AIGA membership card.
left: old design
I just received my new AIGA membership card in the mail yesterday and while I was really happy that they enacted a system to update cards with a new sticker every year instead of a new plastic card (go green!), I was somewhat taken aback to discover this magenta piece of (recycled) plastic staring up at me for what will now be an eternity.
Granted, I fully understand and appreciate the concept behind this color being one of 4 “designer” colors (cyan, magenta, yellow, or white/black reflecting the CMYK inks in print) and one could even argue that magenta is hipster-trendy and maybe even gender-neutral in today’s day and age. Furthermore, did I really expect to get a choice between C, M, Y, and K? Nevertheless, as a female mass consumer first and foremost, my initial reaction was that of dread: did it have to be pink? I have never been a girly girl and have always struggled to find something geared towards my gender that wasn’t stereotypically and overly pink, flowery, and glittery. Yes, maybe magenta isn’t quite Barbie pink, and maybe I am being hypocritical in saying pink is not always for girls and yet saying this is pink and it says “girl.” But let’s get beyond the PC talk and face it: culturally we are still navigating our way away from “blue is for boys, red is girls” and in context (a magenta card in a woman’s wallet), this would be read as a “girl” color. In a man’s wallet, a magenta card would say “confident and fashionable” but in mine, not so much.

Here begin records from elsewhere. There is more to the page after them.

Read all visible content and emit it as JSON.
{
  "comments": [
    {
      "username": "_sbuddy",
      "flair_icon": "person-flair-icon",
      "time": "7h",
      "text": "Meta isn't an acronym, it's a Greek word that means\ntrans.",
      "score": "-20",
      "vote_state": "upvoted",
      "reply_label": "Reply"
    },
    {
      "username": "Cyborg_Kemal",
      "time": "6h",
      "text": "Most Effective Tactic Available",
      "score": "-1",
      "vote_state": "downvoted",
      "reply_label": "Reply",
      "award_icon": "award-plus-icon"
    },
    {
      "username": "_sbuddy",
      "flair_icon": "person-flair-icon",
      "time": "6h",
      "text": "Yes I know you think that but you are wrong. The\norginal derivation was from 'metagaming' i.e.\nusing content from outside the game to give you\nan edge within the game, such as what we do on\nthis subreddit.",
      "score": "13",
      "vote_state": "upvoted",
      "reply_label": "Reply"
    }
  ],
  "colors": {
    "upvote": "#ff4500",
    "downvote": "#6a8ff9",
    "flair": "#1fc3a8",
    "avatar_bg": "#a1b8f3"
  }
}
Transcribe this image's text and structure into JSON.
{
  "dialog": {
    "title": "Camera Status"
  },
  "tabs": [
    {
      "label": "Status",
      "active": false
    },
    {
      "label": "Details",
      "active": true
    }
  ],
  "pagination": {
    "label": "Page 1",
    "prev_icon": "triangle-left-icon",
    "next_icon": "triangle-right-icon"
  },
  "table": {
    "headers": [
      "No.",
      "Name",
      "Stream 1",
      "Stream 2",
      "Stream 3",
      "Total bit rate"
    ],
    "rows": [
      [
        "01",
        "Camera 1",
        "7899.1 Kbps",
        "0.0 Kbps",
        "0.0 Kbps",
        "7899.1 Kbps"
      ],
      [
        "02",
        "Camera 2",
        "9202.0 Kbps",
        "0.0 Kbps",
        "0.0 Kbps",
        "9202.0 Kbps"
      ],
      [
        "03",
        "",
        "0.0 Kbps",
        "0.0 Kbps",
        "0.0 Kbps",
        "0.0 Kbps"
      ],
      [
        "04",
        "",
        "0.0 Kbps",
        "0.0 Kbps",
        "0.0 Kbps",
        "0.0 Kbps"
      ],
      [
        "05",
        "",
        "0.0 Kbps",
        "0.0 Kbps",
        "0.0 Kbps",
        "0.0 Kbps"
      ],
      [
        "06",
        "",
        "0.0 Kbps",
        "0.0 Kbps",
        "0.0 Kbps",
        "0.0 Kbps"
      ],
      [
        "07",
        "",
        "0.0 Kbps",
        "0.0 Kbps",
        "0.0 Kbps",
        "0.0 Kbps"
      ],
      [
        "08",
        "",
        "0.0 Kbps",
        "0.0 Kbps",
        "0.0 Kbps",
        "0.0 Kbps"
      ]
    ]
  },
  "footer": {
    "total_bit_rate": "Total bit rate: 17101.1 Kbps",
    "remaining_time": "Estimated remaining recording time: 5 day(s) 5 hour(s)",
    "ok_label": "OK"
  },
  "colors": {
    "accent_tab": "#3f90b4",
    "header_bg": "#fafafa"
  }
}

Personal preferences aside, I find the type treatment changes pretty intriguing. The original card’s type treatment was conservative, professional, maybe authoritative or even cold and alienating in its austere handling. I know that the use of upper and small caps together is pretty controversial in some circles of type purists. Its somewhat corporate design did not necessarily differentiate this as a designer’s card*. Layout-wise, the first thing you notice is “AIGA”, followed by the member name.
In the new card, the first thing you notice (outside of the color) is the member name while the vibrant expiration date pulls your eye to the bottom right. Whether or not your eye hits AIGA’s logo before moving there, I think, is up for discussion. The font also carries a lot more character. It’s bold upper and lowercase type feels somewhat friendlier and (in conjunction with its color choices) more fun. However, this makes me wonder if it takes away from the idea of AIGA as a “professional association for design.” In my opinion, this layout doesn’t feel any more designed than the original–in fact it seems somewhat lo-fi, especially so if it was on a white card.
I guess in the end it all depends on what AIGA was trying to achieve in its redesign–personality vs professionalism. Trendy vs. traditional. The one thing I do love is that it reflects efforts to be more sustainable.
So, what do YOU think? Do you like AIGA’s new membership card design? What do you think improved and what do you think needs improvement?
*Good design is generally thought to be one that disappears to the background instead of distracts the viewer when done correctly, so whether a designer’s card should draw attention or disappear in perfection is a good question. Furthermore, corporations often ask designers to design their materials, so a professional designer’s card and designed professional’s card could potentially be treated the same…ahhh philosophy =P.